Input material:
□ □ □ □

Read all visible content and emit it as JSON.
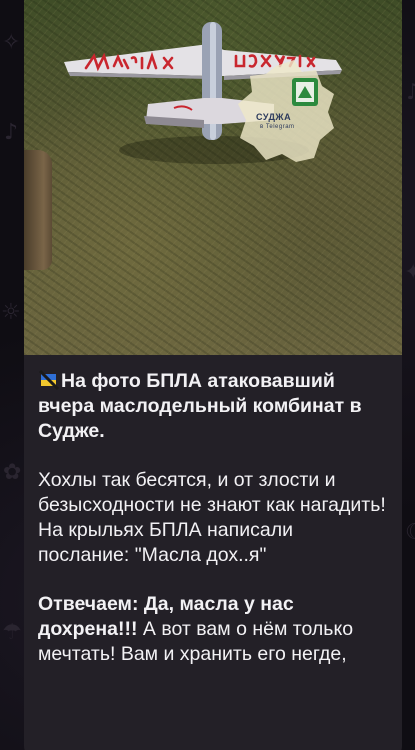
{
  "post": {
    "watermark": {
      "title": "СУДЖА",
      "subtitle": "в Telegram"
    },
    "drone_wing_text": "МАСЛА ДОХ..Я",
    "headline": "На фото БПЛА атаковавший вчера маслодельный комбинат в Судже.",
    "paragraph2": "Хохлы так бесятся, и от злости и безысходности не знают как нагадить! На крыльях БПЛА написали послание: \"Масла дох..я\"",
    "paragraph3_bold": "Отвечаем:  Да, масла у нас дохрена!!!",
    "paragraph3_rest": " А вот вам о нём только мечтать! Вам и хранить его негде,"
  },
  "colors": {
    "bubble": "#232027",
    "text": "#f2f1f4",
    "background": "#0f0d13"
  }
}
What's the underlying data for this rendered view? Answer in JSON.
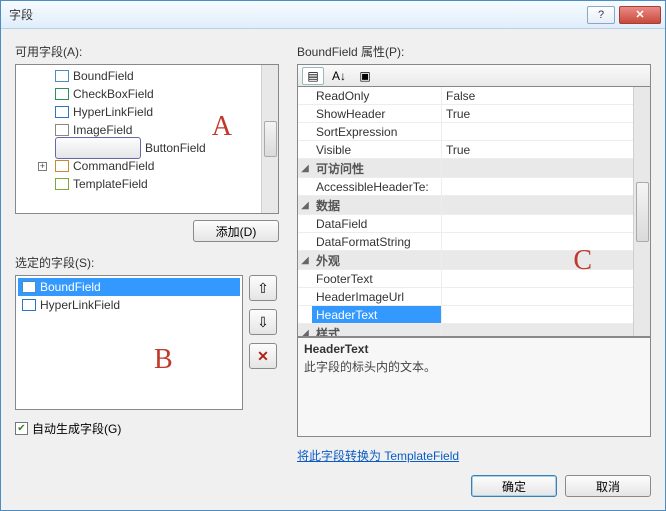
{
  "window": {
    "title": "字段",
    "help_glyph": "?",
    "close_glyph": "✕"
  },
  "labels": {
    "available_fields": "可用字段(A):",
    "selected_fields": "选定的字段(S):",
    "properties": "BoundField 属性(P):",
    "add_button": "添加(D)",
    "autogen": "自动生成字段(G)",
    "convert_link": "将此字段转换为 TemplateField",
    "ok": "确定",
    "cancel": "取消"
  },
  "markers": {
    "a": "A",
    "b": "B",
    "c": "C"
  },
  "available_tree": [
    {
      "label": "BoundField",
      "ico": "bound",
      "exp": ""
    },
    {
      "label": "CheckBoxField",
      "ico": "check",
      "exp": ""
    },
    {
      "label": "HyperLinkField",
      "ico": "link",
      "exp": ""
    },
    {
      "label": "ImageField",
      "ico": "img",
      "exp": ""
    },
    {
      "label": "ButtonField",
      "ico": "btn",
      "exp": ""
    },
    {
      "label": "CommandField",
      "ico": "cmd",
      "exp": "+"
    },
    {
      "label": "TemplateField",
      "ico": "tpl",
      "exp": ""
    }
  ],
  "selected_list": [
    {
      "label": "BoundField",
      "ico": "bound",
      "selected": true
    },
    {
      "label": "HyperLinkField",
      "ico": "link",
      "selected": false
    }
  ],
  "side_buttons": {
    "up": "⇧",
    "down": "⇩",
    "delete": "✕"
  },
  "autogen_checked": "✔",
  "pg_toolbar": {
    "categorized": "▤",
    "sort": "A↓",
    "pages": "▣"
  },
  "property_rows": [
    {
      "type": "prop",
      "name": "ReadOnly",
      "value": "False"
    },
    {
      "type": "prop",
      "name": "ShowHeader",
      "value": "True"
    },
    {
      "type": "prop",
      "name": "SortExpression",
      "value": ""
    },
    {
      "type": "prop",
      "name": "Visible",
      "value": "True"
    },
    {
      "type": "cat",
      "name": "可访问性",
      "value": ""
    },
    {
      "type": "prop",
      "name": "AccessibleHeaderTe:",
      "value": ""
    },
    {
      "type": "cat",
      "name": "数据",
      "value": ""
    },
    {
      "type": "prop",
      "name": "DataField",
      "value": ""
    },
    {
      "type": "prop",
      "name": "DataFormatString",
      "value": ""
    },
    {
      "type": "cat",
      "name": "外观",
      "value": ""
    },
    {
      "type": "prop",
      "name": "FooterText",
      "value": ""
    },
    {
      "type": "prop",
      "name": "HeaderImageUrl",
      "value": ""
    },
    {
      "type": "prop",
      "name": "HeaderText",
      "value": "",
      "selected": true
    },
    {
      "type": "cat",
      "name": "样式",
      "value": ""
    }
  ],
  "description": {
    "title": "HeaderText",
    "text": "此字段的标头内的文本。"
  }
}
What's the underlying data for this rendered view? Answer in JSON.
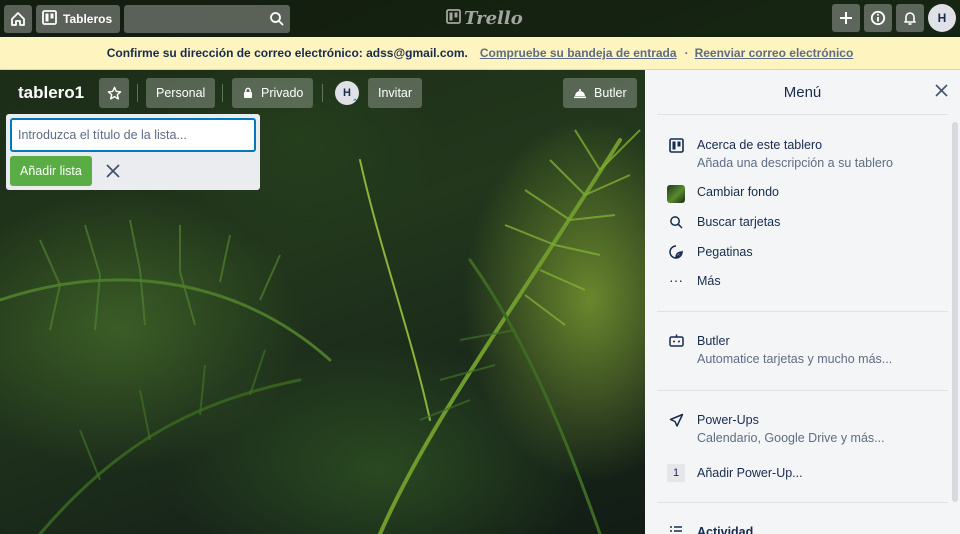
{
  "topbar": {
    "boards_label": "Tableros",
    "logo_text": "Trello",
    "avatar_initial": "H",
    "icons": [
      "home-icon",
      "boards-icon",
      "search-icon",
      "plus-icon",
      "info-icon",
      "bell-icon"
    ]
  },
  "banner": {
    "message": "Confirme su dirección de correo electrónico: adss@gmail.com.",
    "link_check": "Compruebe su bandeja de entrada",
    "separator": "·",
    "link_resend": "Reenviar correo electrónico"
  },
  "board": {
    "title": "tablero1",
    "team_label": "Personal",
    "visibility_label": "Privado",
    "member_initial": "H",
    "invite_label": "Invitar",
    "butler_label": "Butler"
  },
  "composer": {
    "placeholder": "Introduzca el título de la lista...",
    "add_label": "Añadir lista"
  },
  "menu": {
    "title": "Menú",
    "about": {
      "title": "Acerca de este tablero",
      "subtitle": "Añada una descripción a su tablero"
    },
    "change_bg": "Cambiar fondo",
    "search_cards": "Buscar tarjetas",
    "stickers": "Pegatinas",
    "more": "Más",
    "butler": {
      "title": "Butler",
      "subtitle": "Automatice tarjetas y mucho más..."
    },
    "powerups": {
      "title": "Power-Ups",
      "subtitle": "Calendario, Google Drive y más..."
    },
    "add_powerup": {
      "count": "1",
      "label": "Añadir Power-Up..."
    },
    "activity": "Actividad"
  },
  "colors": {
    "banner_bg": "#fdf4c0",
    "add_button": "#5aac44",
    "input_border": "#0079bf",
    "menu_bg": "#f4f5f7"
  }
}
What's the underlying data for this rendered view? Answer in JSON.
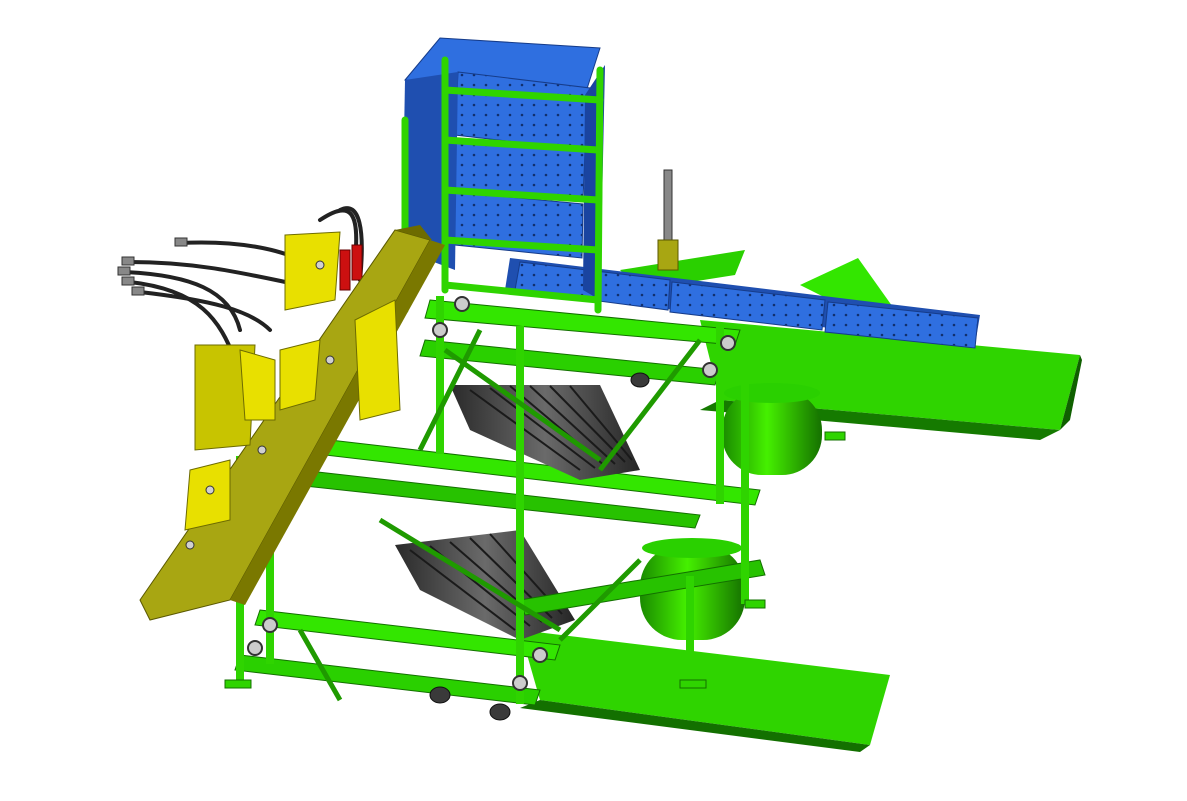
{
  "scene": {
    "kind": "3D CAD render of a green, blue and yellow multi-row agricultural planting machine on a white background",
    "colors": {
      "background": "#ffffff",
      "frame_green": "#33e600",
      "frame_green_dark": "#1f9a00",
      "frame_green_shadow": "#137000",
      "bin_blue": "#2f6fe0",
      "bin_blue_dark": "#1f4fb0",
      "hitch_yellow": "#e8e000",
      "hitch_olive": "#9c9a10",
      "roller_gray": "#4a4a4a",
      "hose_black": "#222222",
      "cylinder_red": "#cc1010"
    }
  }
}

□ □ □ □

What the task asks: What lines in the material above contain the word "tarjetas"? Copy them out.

Answer to this exercise:
    "search_cards": "Buscar tarjetas",
      "subtitle": "Automatice tarjetas y mucho más..."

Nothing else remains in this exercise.